It’s easy to have even the tamest of walks turn into something that is about achievement, in a way that has a really interesting impact on our relationship with the land itself. The top of the hill is just as much about reaching the summit and looking down on everything as the top of a mountain might be. Not that there’s anything wrong with climbing things or getting to the highest point. The issue is how motives and intent affect experience. There is more to a hill than reaching the top of it, but if we’re only interested in the summit, we may miss a lot of things along the way.

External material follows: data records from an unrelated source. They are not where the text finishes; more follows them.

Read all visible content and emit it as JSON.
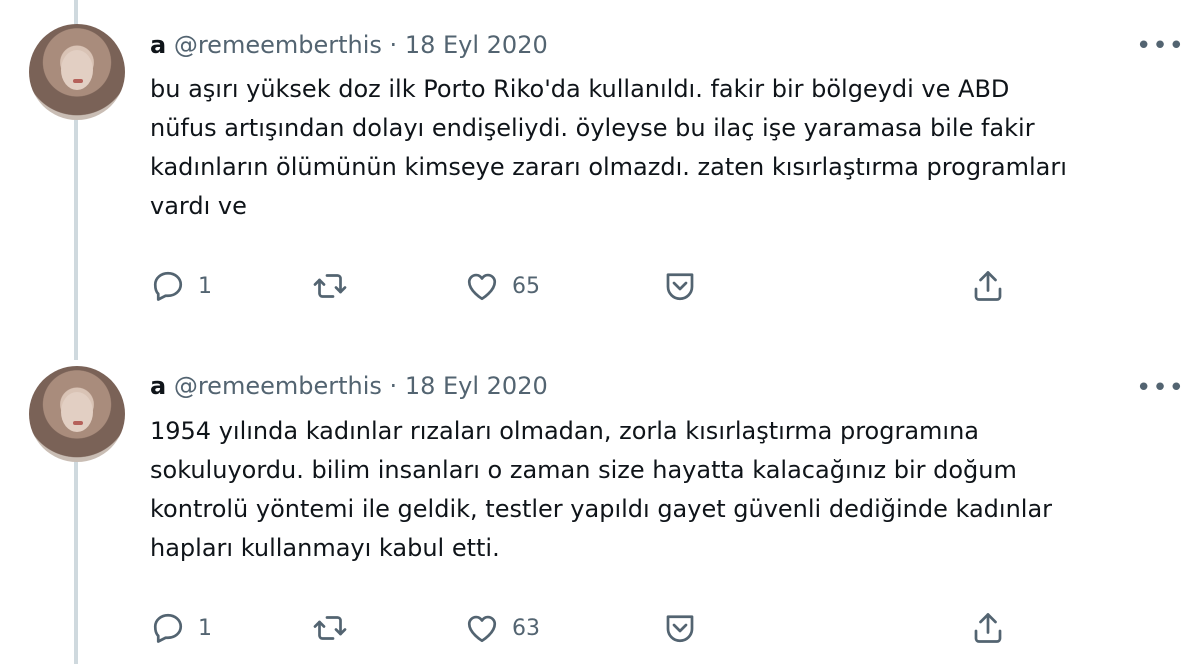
{
  "tweets": [
    {
      "name": "a",
      "handle": "@remeemberthis",
      "separator": "·",
      "date": "18 Eyl 2020",
      "more": "•••",
      "lines": [
        "bu aşırı yüksek doz ilk Porto Riko'da kullanıldı. fakir bir bölgeydi ve ABD",
        "nüfus artışından dolayı endişeliydi. öyleyse bu ilaç işe yaramasa bile fakir",
        "kadınların ölümünün kimseye zararı olmazdı. zaten kısırlaştırma programları",
        "vardı ve"
      ],
      "reply_count": "1",
      "like_count": "65"
    },
    {
      "name": "a",
      "handle": "@remeemberthis",
      "separator": "·",
      "date": "18 Eyl 2020",
      "more": "•••",
      "lines": [
        "1954 yılında kadınlar rızaları olmadan, zorla kısırlaştırma programına",
        "sokuluyordu. bilim insanları o zaman size hayatta kalacağınız bir doğum",
        "kontrolü yöntemi ile geldik, testler yapıldı gayet güvenli dediğinde kadınlar",
        "hapları kullanmayı kabul etti."
      ],
      "reply_count": "1",
      "like_count": "63"
    }
  ],
  "icons": [
    "reply-icon",
    "retweet-icon",
    "like-icon",
    "bookmark-icon",
    "share-icon",
    "more-icon"
  ],
  "colors": {
    "text": "#0f1419",
    "secondary": "#536471",
    "thread_line": "#cfd9de"
  }
}
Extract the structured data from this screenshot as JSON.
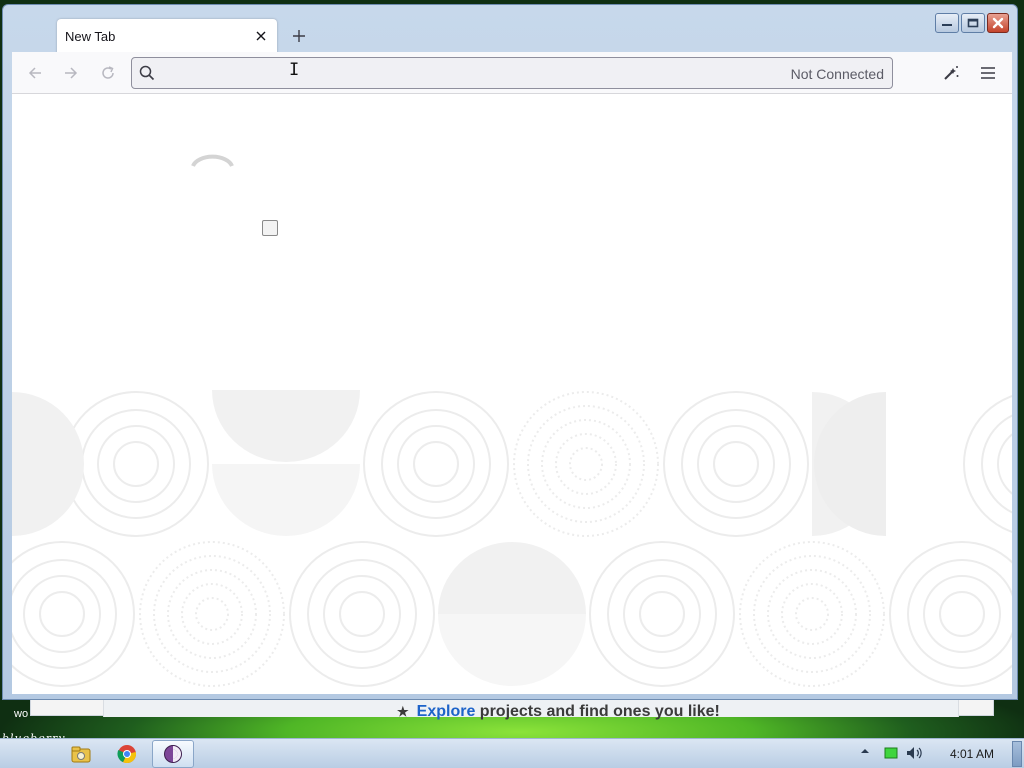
{
  "browser": {
    "tab_title": "New Tab",
    "url_value": "",
    "connection_status": "Not Connected"
  },
  "window_controls": {
    "minimize": "minimize-icon",
    "maximize": "maximize-icon",
    "close": "close-icon"
  },
  "toolbar_icons": [
    "back-icon",
    "forward-icon",
    "reload-icon",
    "search-icon",
    "customize-icon",
    "menu-icon"
  ],
  "background_window": {
    "banner_link": "Explore",
    "banner_rest": " projects and find ones you like!",
    "left_text": "wo"
  },
  "desktop": {
    "scribble": "blueberry\nanety"
  },
  "taskbar": {
    "apps": [
      "file-explorer-icon",
      "chrome-icon",
      "tor-browser-icon"
    ],
    "clock": "4:01 AM"
  },
  "colors": {
    "frame": "#c7d8eb",
    "toolbar": "#f9f9fb",
    "content": "#ffffff",
    "close_button": "#c4432c",
    "link": "#1d63c9"
  }
}
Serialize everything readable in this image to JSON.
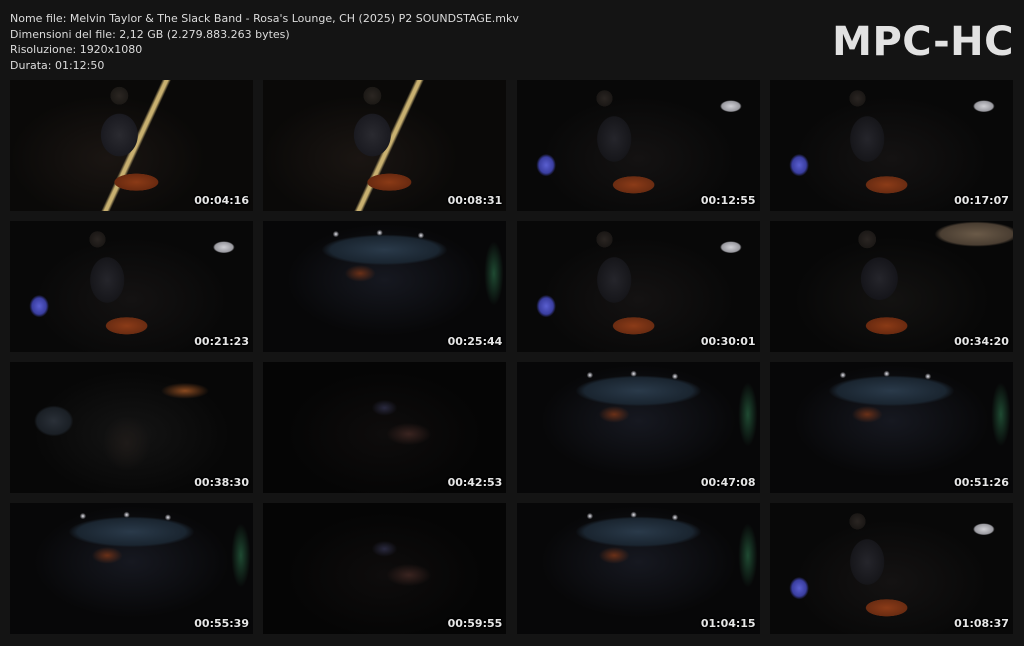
{
  "info": {
    "file_name": "Nome file: Melvin Taylor & The Slack Band -  Rosa's Lounge, CH (2025) P2 SOUNDSTAGE.mkv",
    "file_size": "Dimensioni del file: 2,12 GB (2.279.883.263 bytes)",
    "resolution": "Risoluzione: 1920x1080",
    "duration": "Durata: 01:12:50"
  },
  "logo": "MPC-HC",
  "thumbnails": [
    {
      "time": "00:04:16"
    },
    {
      "time": "00:08:31"
    },
    {
      "time": "00:12:55"
    },
    {
      "time": "00:17:07"
    },
    {
      "time": "00:21:23"
    },
    {
      "time": "00:25:44"
    },
    {
      "time": "00:30:01"
    },
    {
      "time": "00:34:20"
    },
    {
      "time": "00:38:30"
    },
    {
      "time": "00:42:53"
    },
    {
      "time": "00:47:08"
    },
    {
      "time": "00:51:26"
    },
    {
      "time": "00:55:39"
    },
    {
      "time": "00:59:55"
    },
    {
      "time": "01:04:15"
    },
    {
      "time": "01:08:37"
    }
  ]
}
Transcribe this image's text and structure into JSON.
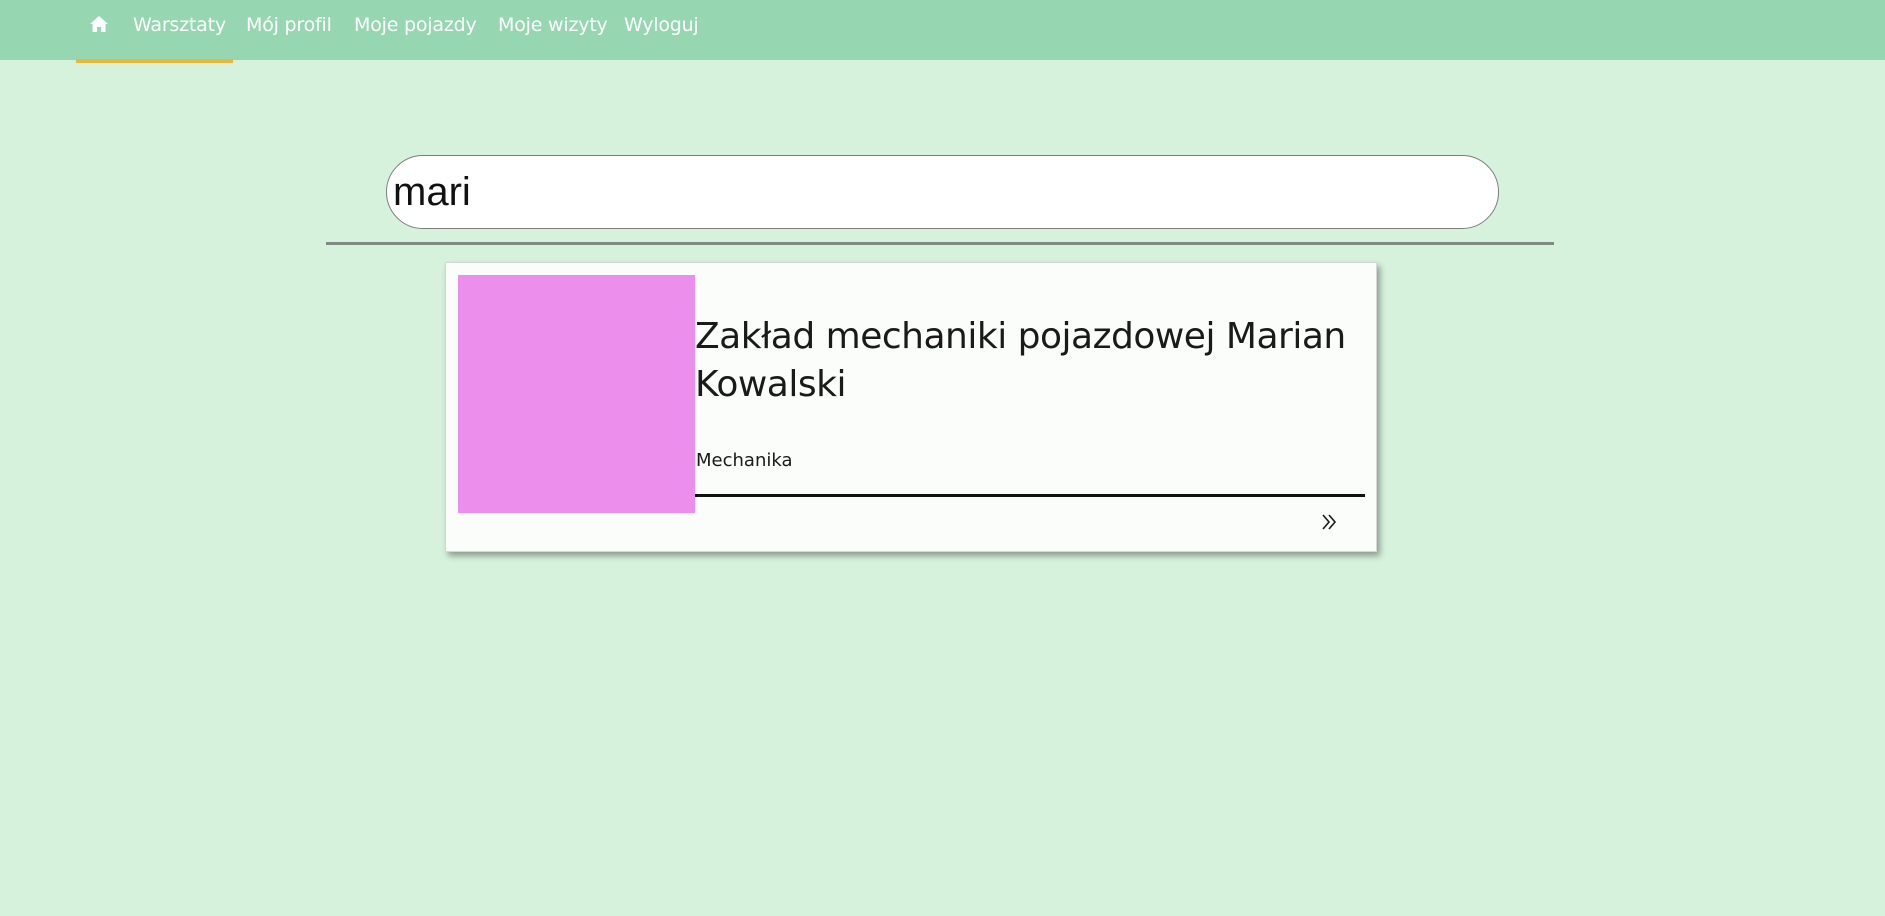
{
  "nav": {
    "home_icon": "home-icon",
    "items": [
      {
        "label": "Warsztaty",
        "active": true
      },
      {
        "label": "Mój profil"
      },
      {
        "label": "Moje pojazdy"
      },
      {
        "label": "Moje wizyty"
      },
      {
        "label": "Wyloguj"
      }
    ],
    "active_color": "#e7b63a",
    "bar_color": "#96d7b1"
  },
  "search": {
    "value": "mari"
  },
  "results": [
    {
      "title": "Zakład mechaniki pojazdowej Marian Kowalski",
      "category": "Mechanika",
      "thumb_color": "#ec8fec",
      "more_icon": "double-chevron-right-icon"
    }
  ],
  "colors": {
    "background": "#d6f2dc",
    "card_background": "#fbfdfa"
  }
}
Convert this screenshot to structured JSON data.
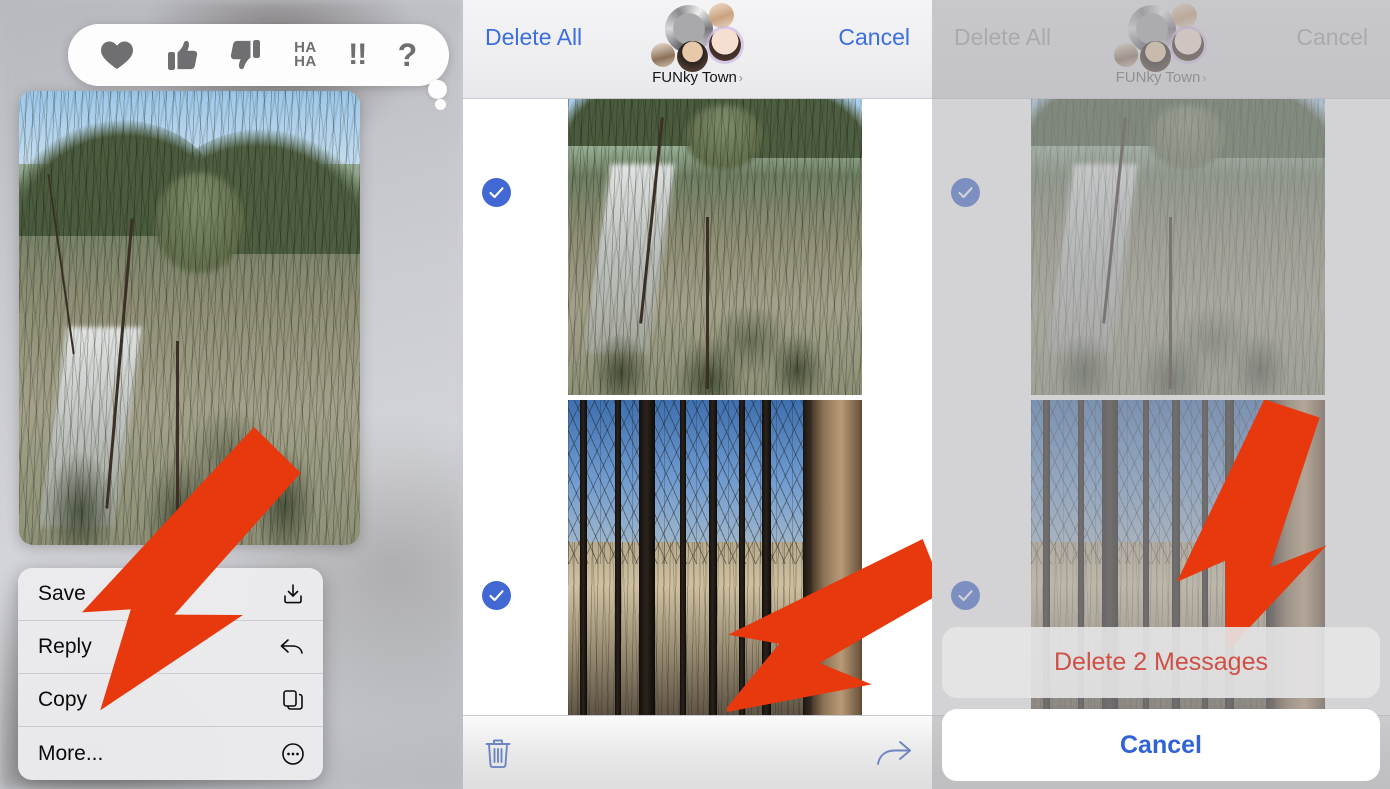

This is perhaps doubly interesting as an issue for Pagans. Many of us see land, or the Earth as a whole, in terms of goddess. Mother Earth, Gaia; if we understand this as her body, then how we walk upon it, is worth thinking about. Are we here to penetrate the forest, or the cave? Regardless of gender, we can cast ourselves in really macho roles in relation to our journeys.
It’s a different process to walk as someone who is interested in seeing how the landscape unfolds. Being someone for whom each wrinkle, each bump and curve, is important, and engaging. To be someone who seeks out not just the pretty, picturesque faces but is willing to walk through old industrial sites and new ones, along main roads, under motorways – this too is the land. The land does not always wear the face of a beautiful virgin goddess – if previous visitors have ravaged her, she may bear scars and open wounds, lines of sorrow, and she may seem hostile.
If we simply go to take, if we walk to possess and to be gratified, seeking only what is most pleasing to us, caring only for the face of the land where other humans have not bruised that face with careless treatment, we are still colonialists. Regardless of personal gender, we are still the man in the pith helmet who wants to penetrate virgin forests to bring back prizes. We don’t have to be that. We can walk in sympathy. We can walk with empathy and with a desire to know and understand, to be present rather than to conquer. Then we find that the side of the hill has its own precious qualities, different from the summit but no less worthy, and everything changes.